[WORK REQUEST]
Please retype exactly the lines from the one containing "What's the underlying" through the end of the records, leaving out the pictures.

___ DATA TO EXAMINE

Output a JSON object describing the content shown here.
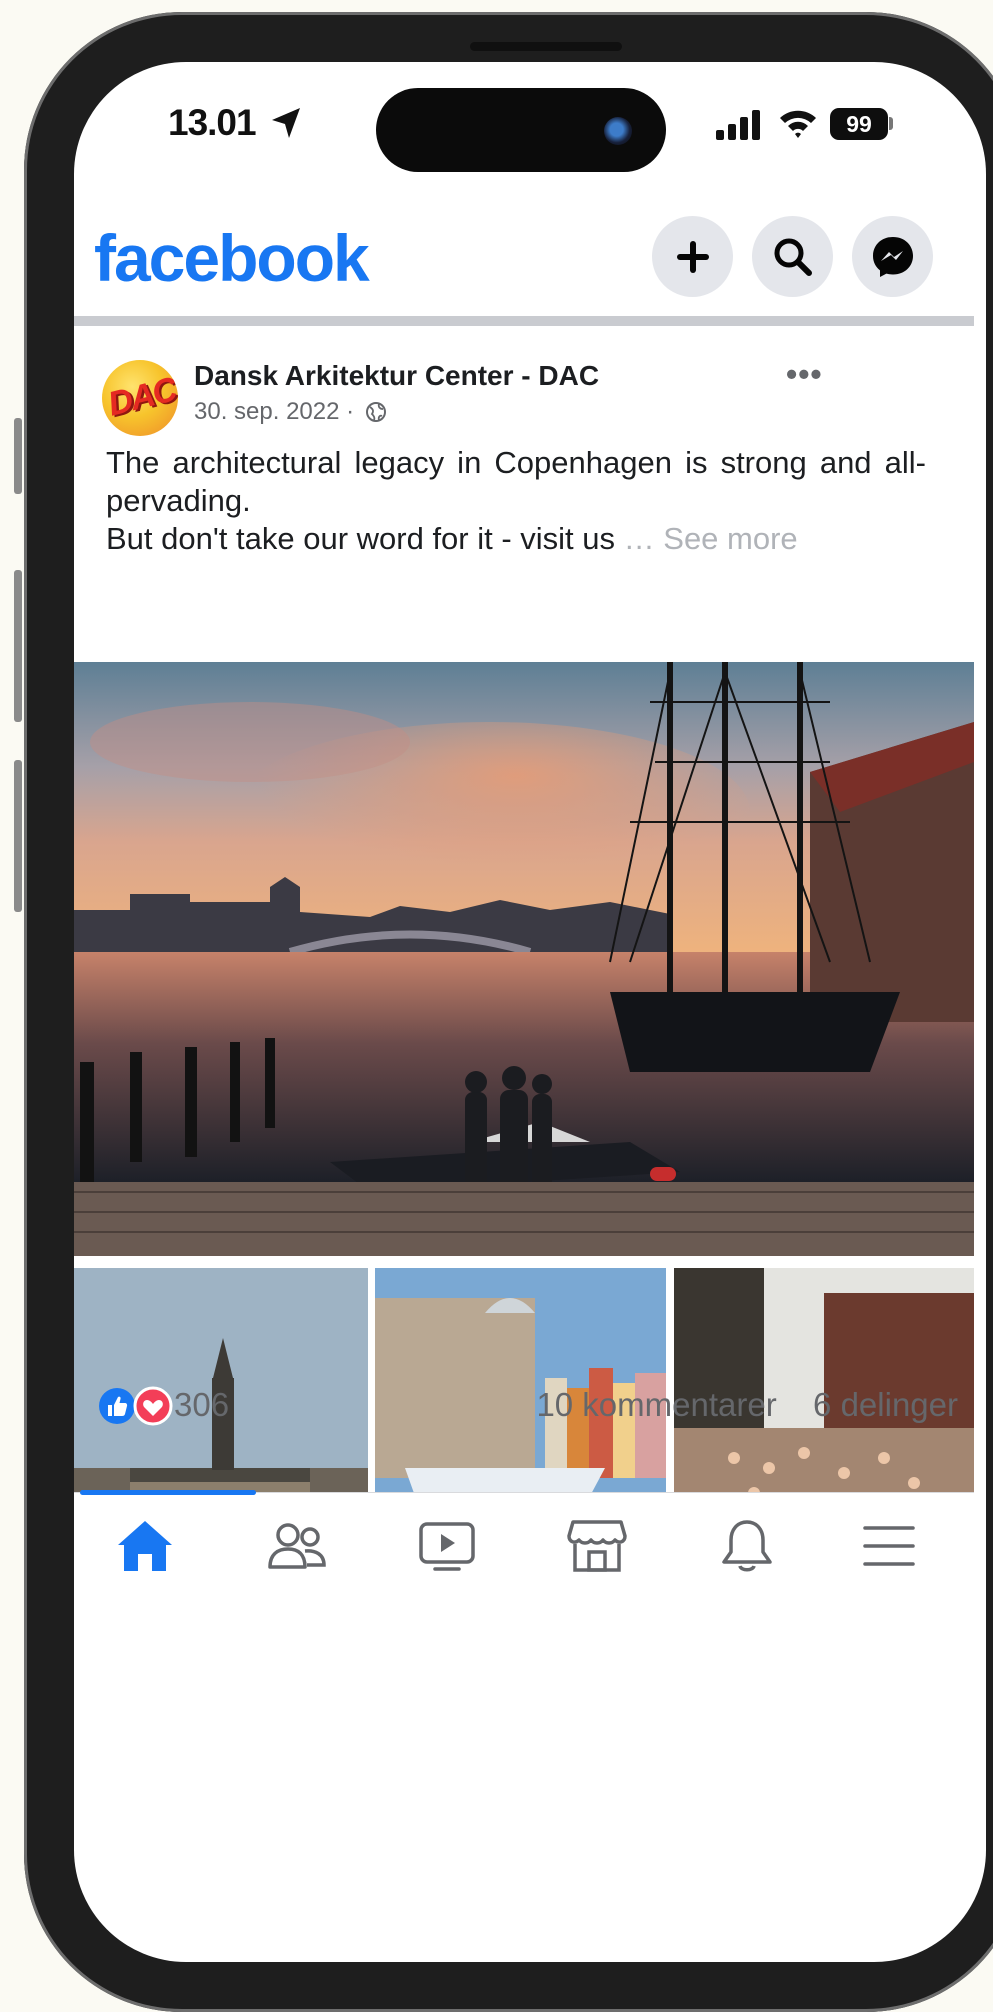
{
  "status_bar": {
    "time": "13.01",
    "battery": "99"
  },
  "header": {
    "logo_text": "facebook",
    "create_icon": "plus-icon",
    "search_icon": "search-icon",
    "messenger_icon": "messenger-icon"
  },
  "post": {
    "author": "Dansk Arkitektur Center - DAC",
    "avatar_text": "DAC",
    "date": "30. sep. 2022 ·",
    "privacy_icon": "globe-icon",
    "text_line1": "The architectural legacy in Copenhagen is strong and all-pervading.",
    "text_line2": "But don't take our word for it - visit us",
    "ellipsis": " … ",
    "see_more": "See more",
    "reactions": {
      "icons": [
        "like-icon",
        "love-icon"
      ],
      "count": "306"
    },
    "comments": "10 kommentarer",
    "shares": "6 delinger"
  },
  "bottom_nav": [
    {
      "name": "home-icon",
      "active": true
    },
    {
      "name": "friends-icon",
      "active": false
    },
    {
      "name": "watch-icon",
      "active": false
    },
    {
      "name": "marketplace-icon",
      "active": false
    },
    {
      "name": "notifications-icon",
      "active": false
    },
    {
      "name": "menu-icon",
      "active": false
    }
  ],
  "colors": {
    "brand": "#1877f2",
    "secondary_text": "#65676b",
    "see_more": "#b0b3b8",
    "love": "#f33e58"
  }
}
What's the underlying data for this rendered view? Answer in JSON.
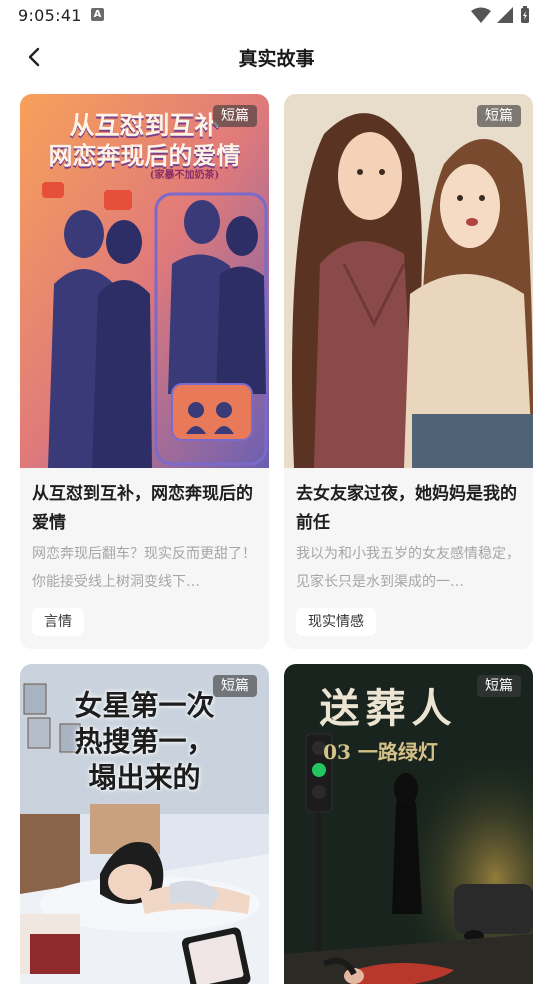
{
  "status": {
    "time": "9:05:41",
    "notif_letter": "A"
  },
  "header": {
    "title": "真实故事"
  },
  "cards": [
    {
      "badge": "短篇",
      "cover_title_line1": "从互怼到互补",
      "cover_title_line2": "网恋奔现后的爱情",
      "cover_subtitle": "(家暴不加奶茶)",
      "title": "从互怼到互补，网恋奔现后的爱情",
      "desc": "网恋奔现后翻车？现实反而更甜了！你能接受线上树洞变线下…",
      "tag": "言情"
    },
    {
      "badge": "短篇",
      "title": "去女友家过夜，她妈妈是我的前任",
      "desc": "我以为和小我五岁的女友感情稳定，见家长只是水到渠成的一…",
      "tag": "现实情感"
    },
    {
      "badge": "短篇",
      "cover_title_line1": "女星第一次",
      "cover_title_line2": "热搜第一，",
      "cover_title_line3": "塌出来的"
    },
    {
      "badge": "短篇",
      "cover_title_line1": "送葬人",
      "cover_title_line2": "03 一路绿灯"
    }
  ],
  "colors": {
    "accent_green": "#22c55e",
    "badge_bg": "#3c3c3c"
  },
  "icons": {
    "back": "chevron-left-icon",
    "wifi": "wifi-icon",
    "signal": "signal-icon",
    "battery": "battery-icon"
  }
}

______

[EXPECTED ANSWER]
What's the underlying data for this rendered view? Answer in JSON.
{
  "status": {
    "time": "9:05:41",
    "notif_letter": "A"
  },
  "header": {
    "title": "真实故事"
  },
  "cards": [
    {
      "badge": "短篇",
      "cover_title_line1": "从互怼到互补",
      "cover_title_line2": "网恋奔现后的爱情",
      "cover_subtitle": "(家暴不加奶茶)",
      "title": "从互怼到互补，网恋奔现后的爱情",
      "desc": "网恋奔现后翻车？现实反而更甜了！你能接受线上树洞变线下…",
      "tag": "言情"
    },
    {
      "badge": "短篇",
      "title": "去女友家过夜，她妈妈是我的前任",
      "desc": "我以为和小我五岁的女友感情稳定，见家长只是水到渠成的一…",
      "tag": "现实情感"
    },
    {
      "badge": "短篇",
      "cover_title_line1": "女星第一次",
      "cover_title_line2": "热搜第一，",
      "cover_title_line3": "塌出来的"
    },
    {
      "badge": "短篇",
      "cover_title_line1": "送葬人",
      "cover_title_line2": "03 一路绿灯"
    }
  ],
  "colors": {
    "accent_green": "#22c55e",
    "badge_bg": "#3c3c3c"
  },
  "icons": {
    "back": "chevron-left-icon",
    "wifi": "wifi-icon",
    "signal": "signal-icon",
    "battery": "battery-icon"
  }
}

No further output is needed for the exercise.